Sunday, June 25, 2017 This Week's Paper

CD Review: Fanfario “Rooms Filled with Light”

With lighthearted, upbeat melodies, cascading guitars and experimental instrumentation, U.K.-based Fanfarlo’s sophomore release “Rooms Filled With Light,” features tracks that very easily could serve as a soundtrack to your favorite epic ‘80s flick. Hard to imagine? Then check out “Replicate,” available as a free download on the band’s website at Each track seems to complement the previous, progressing in a way that keeps the listener wanting more.

The indie pop band uses eclectic instrumentation, combining violin, mandolin, musical saw, clarinet, electric guitars and piano with almost ethereal background vocals.

Fanfarlo was formed in 2006 and released their debut album “Reservoir” on their own label Raffle Bat, later licensed to Atlantic Records. The five-piece band consists of Amos Memon (vocals, drums and percussion), Cathy Lucas (violin, keys, mandolin, glockenspiel, vocals, musical saw), Justin Finch (bass, vocals), Leon Beckenham (trumpet, keys, glockenspiel, melodica, vocals) and Simon Balthazar (vocals, guitar, keys, mandolin, saxophone, clarinet).

“Rooms Filled With Light” was produced by Ben Allen (Animal Collective, Deerhunter, Gnarls Barkley) and engineered by award-winning producer David Wrench (Bat for Lashes, Everything Everything, Beth Orton) at North Wales’ Bryn Derwen recording studio.

The band’s music has appeared on a variety of soundtracks in the past few years, with “Ghosts” from Fanfarlo’s debut album appearing on “Grey’s Anatomy,” and “Fire Escape” appearing on “House” in 2009. Standout single “Harold T. Wilkins” was featured on the soundtrack of the 2010 film “Going the Distance.”

“Rooms Filled with Light” starts out strong, with dramatic violin work that culminates in gripping vocals that demand attention.

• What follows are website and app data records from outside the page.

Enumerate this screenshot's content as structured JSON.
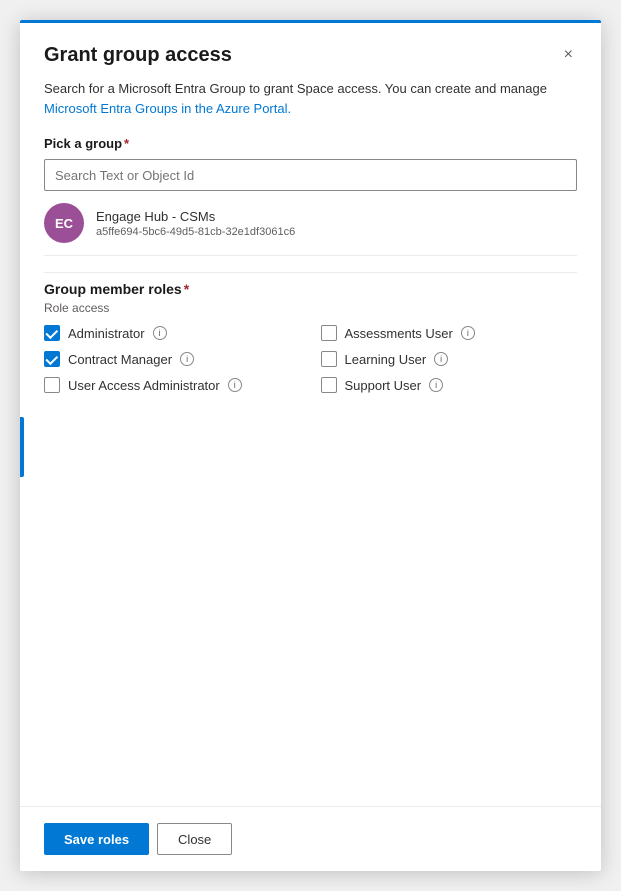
{
  "modal": {
    "title": "Grant group access",
    "close_label": "×"
  },
  "description": {
    "text": "Search for a Microsoft Entra Group to grant Space access. You can create and manage",
    "link_text": "Microsoft Entra Groups in the Azure Portal."
  },
  "group_picker": {
    "label": "Pick a group",
    "required": true,
    "search_placeholder": "Search Text or Object Id"
  },
  "selected_group": {
    "initials": "EC",
    "name": "Engage Hub - CSMs",
    "id": "a5ffe694-5bc6-49d5-81cb-32e1df3061c6"
  },
  "roles_section": {
    "label": "Group member roles",
    "required": true,
    "role_access_label": "Role access"
  },
  "roles": [
    {
      "id": "administrator",
      "label": "Administrator",
      "checked": true,
      "col": 1
    },
    {
      "id": "assessments-user",
      "label": "Assessments User",
      "checked": false,
      "col": 2
    },
    {
      "id": "contract-manager",
      "label": "Contract Manager",
      "checked": true,
      "col": 1
    },
    {
      "id": "learning-user",
      "label": "Learning User",
      "checked": false,
      "col": 2
    },
    {
      "id": "user-access-administrator",
      "label": "User Access Administrator",
      "checked": false,
      "col": 1
    },
    {
      "id": "support-user",
      "label": "Support User",
      "checked": false,
      "col": 2
    }
  ],
  "footer": {
    "save_label": "Save roles",
    "close_label": "Close"
  }
}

The band’s indie pop style sometimes sparks sounds reminiscent of ‘80s British pop/rock legends The Cure, particularly on “Deconstruction.” The following track “Lens Life” is filled with staccato keyboards and repetitive vocals sure to make you sing along. “Shiny Things” slows down the pace with steady keys and synthesizers keeping the vocals at the forefront of the track.

“To me, the record is really about what a weird and intense experience it is to just be alive and to try to make sense of the modern world with all its bewildering pressures and possibilities,” said lead singer Balthazar.

The album flows track by track through a musical journey that rides the line between indie pop and classic folk that will not disappoint.

The band is currently on tour and is making a stop at The Crocodile in Seattle on April 10 at 8 p.m. Tickets are on sale now for $15 at